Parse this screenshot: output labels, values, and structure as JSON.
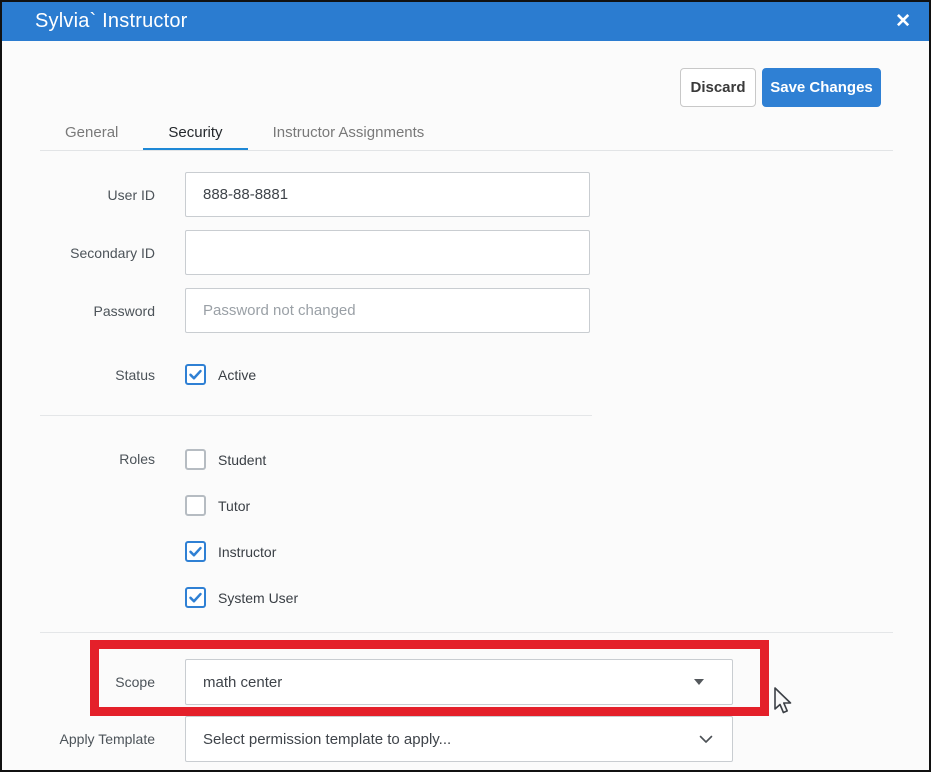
{
  "window": {
    "title": "Sylvia` Instructor",
    "close_glyph": "✕"
  },
  "actions": {
    "discard_label": "Discard",
    "save_label": "Save Changes"
  },
  "tabs": [
    {
      "label": "General",
      "active": false
    },
    {
      "label": "Security",
      "active": true
    },
    {
      "label": "Instructor Assignments",
      "active": false
    }
  ],
  "form": {
    "user_id": {
      "label": "User ID",
      "value": "888-88-8881"
    },
    "secondary_id": {
      "label": "Secondary ID",
      "value": ""
    },
    "password": {
      "label": "Password",
      "placeholder": "Password not changed"
    },
    "status": {
      "label": "Status",
      "option": "Active",
      "checked": true
    },
    "roles": {
      "label": "Roles",
      "options": [
        {
          "label": "Student",
          "checked": false
        },
        {
          "label": "Tutor",
          "checked": false
        },
        {
          "label": "Instructor",
          "checked": true
        },
        {
          "label": "System User",
          "checked": true
        }
      ]
    },
    "scope": {
      "label": "Scope",
      "value": "math center"
    },
    "apply_template": {
      "label": "Apply Template",
      "value": "Select permission template to apply..."
    }
  },
  "colors": {
    "header_blue": "#2b7cd0",
    "primary_blue": "#2f80d4",
    "tab_underline_blue": "#1e88d6",
    "highlight_red": "#e4202a",
    "checkbox_checked_border": "#2f80d4"
  },
  "annotations": {
    "scope_highlight": "red rectangle around Scope row",
    "pointer": "arrow cursor right of Scope highlight"
  }
}
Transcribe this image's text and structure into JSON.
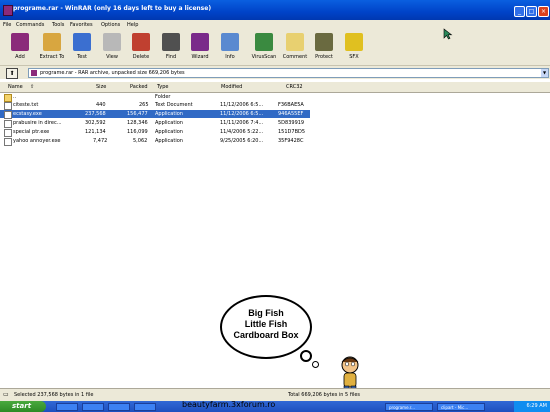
{
  "window": {
    "title": "programe.rar - WinRAR (only 16 days left to buy a license)",
    "minimize": "_",
    "maximize": "□",
    "close": "×"
  },
  "menu": [
    "File",
    "Commands",
    "Tools",
    "Favorites",
    "Options",
    "Help"
  ],
  "toolbar": [
    {
      "label": "Add",
      "icon": "add-icon",
      "color": "#8b2a7a"
    },
    {
      "label": "Extract To",
      "icon": "extract-icon",
      "color": "#d8a640"
    },
    {
      "label": "Test",
      "icon": "test-icon",
      "color": "#3b6fd0"
    },
    {
      "label": "View",
      "icon": "view-icon",
      "color": "#b8b8b8"
    },
    {
      "label": "Delete",
      "icon": "delete-icon",
      "color": "#c04030"
    },
    {
      "label": "Find",
      "icon": "find-icon",
      "color": "#505050"
    },
    {
      "label": "Wizard",
      "icon": "wizard-icon",
      "color": "#7a2a8a"
    },
    {
      "label": "Info",
      "icon": "info-icon",
      "color": "#5a8ad0"
    },
    {
      "label": "VirusScan",
      "icon": "virusscan-icon",
      "color": "#3a8a40"
    },
    {
      "label": "Comment",
      "icon": "comment-icon",
      "color": "#e8d070"
    },
    {
      "label": "Protect",
      "icon": "protect-icon",
      "color": "#6a6a40"
    },
    {
      "label": "SFX",
      "icon": "sfx-icon",
      "color": "#e0c020"
    }
  ],
  "address": {
    "up": "⬆",
    "text": "programe.rar - RAR archive, unpacked size 669,206 bytes",
    "dropdown": "▼"
  },
  "columns": {
    "name": "Name",
    "sort": "⇧",
    "size": "Size",
    "packed": "Packed",
    "type": "Type",
    "modified": "Modified",
    "crc": "CRC32"
  },
  "files": [
    {
      "name": "..",
      "size": "",
      "packed": "",
      "type": "Folder",
      "modified": "",
      "crc": "",
      "kind": "folder",
      "selected": false
    },
    {
      "name": "citeste.txt",
      "size": "440",
      "packed": "265",
      "type": "Text Document",
      "modified": "11/12/2006 6:5...",
      "crc": "F36BAE5A",
      "kind": "file",
      "selected": false
    },
    {
      "name": "ecstasy.exe",
      "size": "237,568",
      "packed": "156,477",
      "type": "Application",
      "modified": "11/12/2006 6:5...",
      "crc": "946A55EF",
      "kind": "file",
      "selected": true
    },
    {
      "name": "prabusire in direc...",
      "size": "302,592",
      "packed": "128,346",
      "type": "Application",
      "modified": "11/11/2006 7:4...",
      "crc": "5D839919",
      "kind": "file",
      "selected": false
    },
    {
      "name": "special ptr.exe",
      "size": "121,134",
      "packed": "116,099",
      "type": "Application",
      "modified": "11/4/2006 5:22...",
      "crc": "151D7BD5",
      "kind": "file",
      "selected": false
    },
    {
      "name": "yahoo annoyer.exe",
      "size": "7,472",
      "packed": "5,062",
      "type": "Application",
      "modified": "9/25/2005 6:20...",
      "crc": "35F9428C",
      "kind": "file",
      "selected": false
    }
  ],
  "status": {
    "left": "Selected 237,568 bytes in 1 file",
    "right": "Total 669,206 bytes in 5 files"
  },
  "taskbar": {
    "start": "start",
    "tasks": [
      "",
      "",
      "",
      "",
      "programe.r...",
      "clipart - Mic..."
    ],
    "clock": "6:29 AM"
  },
  "watermark": "beautyfarm.3xforum.ro",
  "bubble": [
    "Big Fish",
    "Little Fish",
    "Cardboard Box"
  ]
}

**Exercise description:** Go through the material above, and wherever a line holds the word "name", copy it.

**Answer to the exercise:**
    "name": "Name",
      "name": "..",
      "name": "citeste.txt",
      "name": "ecstasy.exe",
      "name": "prabusire in direc...",
      "name": "special ptr.exe",
      "name": "yahoo annoyer.exe",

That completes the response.